---------- Material provided

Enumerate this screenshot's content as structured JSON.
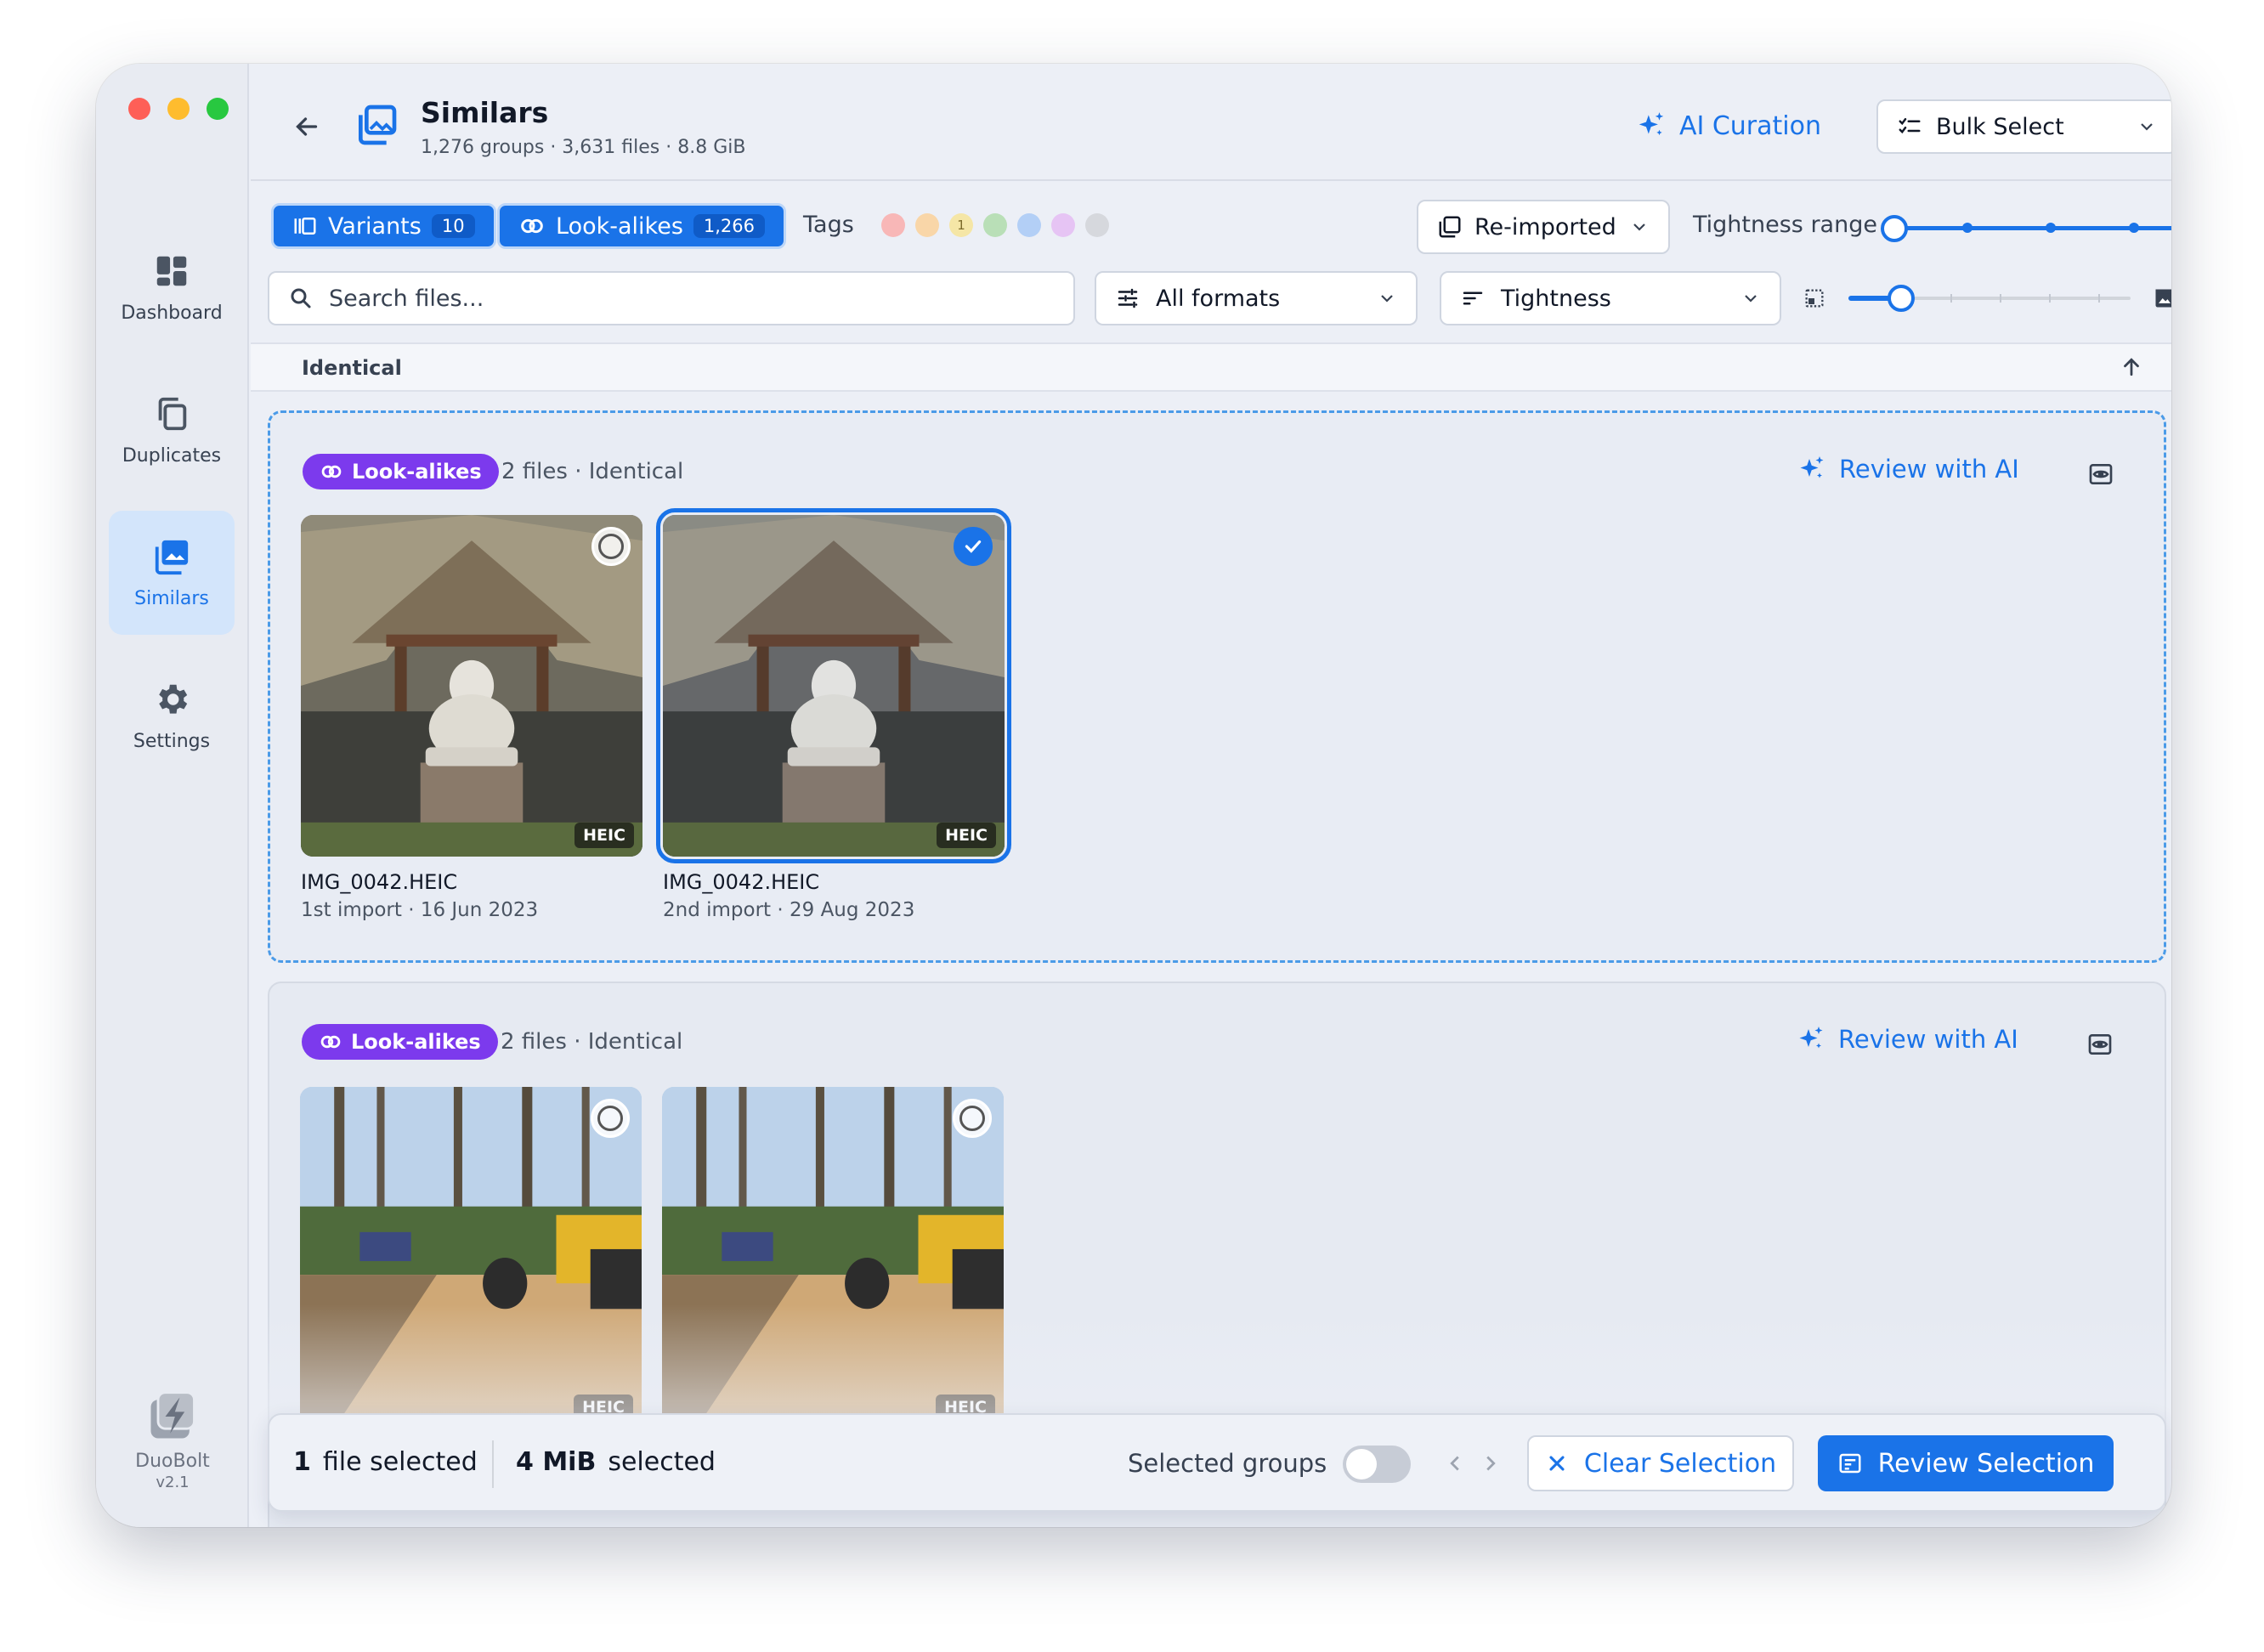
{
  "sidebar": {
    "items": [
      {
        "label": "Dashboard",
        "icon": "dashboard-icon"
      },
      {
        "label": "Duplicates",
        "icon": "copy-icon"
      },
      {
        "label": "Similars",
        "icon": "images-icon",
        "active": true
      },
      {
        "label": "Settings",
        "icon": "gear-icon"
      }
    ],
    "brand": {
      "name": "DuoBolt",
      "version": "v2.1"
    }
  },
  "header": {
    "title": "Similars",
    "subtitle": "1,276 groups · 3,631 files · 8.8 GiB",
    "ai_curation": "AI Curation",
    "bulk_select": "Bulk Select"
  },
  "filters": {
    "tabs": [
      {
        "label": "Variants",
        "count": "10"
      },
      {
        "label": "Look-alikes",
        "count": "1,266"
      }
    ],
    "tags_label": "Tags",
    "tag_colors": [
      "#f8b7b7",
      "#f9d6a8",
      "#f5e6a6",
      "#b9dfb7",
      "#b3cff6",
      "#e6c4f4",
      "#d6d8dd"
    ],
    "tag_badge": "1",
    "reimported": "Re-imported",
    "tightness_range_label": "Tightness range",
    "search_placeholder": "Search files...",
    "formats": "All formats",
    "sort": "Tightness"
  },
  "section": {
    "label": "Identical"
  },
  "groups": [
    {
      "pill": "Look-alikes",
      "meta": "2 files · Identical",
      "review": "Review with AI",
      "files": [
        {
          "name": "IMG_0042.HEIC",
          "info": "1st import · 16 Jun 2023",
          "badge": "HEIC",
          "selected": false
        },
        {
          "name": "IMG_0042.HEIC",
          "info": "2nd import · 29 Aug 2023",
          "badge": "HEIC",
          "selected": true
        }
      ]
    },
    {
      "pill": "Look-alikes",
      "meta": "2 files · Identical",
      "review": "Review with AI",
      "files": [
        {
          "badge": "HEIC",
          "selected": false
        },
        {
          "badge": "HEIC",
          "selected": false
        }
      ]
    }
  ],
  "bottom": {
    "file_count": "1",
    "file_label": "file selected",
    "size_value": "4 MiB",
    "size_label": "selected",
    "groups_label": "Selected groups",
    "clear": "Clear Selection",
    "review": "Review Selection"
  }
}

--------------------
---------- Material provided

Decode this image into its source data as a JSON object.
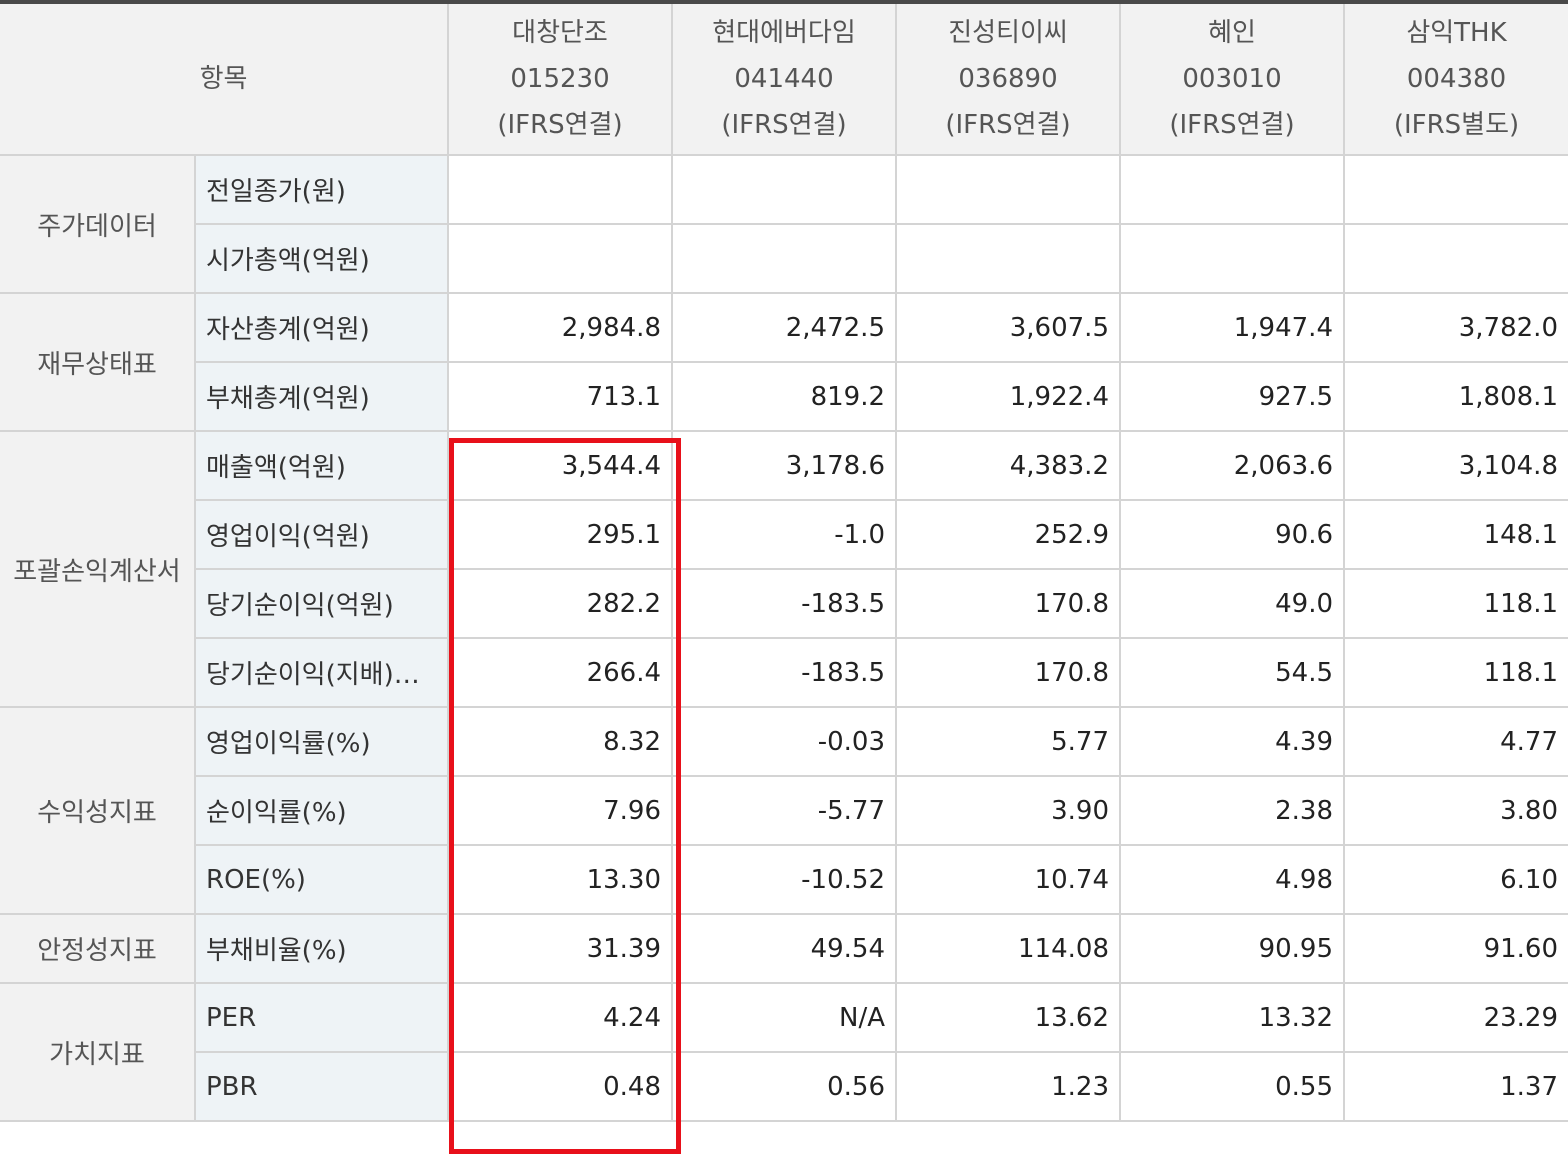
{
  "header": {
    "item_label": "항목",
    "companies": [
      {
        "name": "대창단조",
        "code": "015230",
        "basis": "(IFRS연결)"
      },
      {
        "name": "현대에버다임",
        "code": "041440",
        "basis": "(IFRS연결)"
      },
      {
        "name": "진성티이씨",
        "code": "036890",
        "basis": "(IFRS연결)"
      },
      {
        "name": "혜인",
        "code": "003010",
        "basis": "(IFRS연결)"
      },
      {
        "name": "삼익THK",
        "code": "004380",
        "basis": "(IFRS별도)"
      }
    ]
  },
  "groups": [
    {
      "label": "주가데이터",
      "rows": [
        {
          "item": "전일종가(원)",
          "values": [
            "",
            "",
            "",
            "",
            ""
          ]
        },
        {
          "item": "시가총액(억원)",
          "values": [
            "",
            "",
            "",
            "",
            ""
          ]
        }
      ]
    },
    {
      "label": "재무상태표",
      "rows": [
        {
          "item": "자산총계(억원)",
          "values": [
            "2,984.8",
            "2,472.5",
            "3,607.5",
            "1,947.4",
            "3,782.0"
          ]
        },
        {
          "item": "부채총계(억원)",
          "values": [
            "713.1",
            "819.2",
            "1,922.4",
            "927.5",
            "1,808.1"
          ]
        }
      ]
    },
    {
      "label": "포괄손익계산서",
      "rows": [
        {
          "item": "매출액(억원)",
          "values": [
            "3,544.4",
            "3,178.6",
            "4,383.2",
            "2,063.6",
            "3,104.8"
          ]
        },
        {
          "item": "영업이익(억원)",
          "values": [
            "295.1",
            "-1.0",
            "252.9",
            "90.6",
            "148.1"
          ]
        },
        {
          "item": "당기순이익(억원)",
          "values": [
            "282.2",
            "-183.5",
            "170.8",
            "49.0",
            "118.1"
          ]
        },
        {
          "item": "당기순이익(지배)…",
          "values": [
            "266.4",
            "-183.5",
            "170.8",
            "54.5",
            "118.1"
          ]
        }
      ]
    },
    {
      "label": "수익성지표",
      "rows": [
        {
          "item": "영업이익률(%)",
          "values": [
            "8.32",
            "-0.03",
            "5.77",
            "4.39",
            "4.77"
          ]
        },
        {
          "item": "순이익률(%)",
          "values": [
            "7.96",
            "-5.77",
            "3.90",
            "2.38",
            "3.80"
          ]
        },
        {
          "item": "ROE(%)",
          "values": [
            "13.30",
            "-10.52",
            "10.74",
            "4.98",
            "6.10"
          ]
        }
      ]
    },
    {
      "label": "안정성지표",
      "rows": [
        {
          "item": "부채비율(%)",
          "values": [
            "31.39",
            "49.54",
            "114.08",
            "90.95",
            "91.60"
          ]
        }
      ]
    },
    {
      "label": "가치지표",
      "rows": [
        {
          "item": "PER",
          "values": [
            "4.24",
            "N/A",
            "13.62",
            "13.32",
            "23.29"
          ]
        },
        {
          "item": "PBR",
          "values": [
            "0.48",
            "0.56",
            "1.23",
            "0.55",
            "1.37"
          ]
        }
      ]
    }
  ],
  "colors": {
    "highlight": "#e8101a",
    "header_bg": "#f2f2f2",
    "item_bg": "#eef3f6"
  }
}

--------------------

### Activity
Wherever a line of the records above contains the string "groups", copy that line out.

### Response
    "subtitle": "1,276 groups · 3,631 files · 8.8 GiB",
  "groups": [
    "groups_label": "Selected groups",
  "groups": [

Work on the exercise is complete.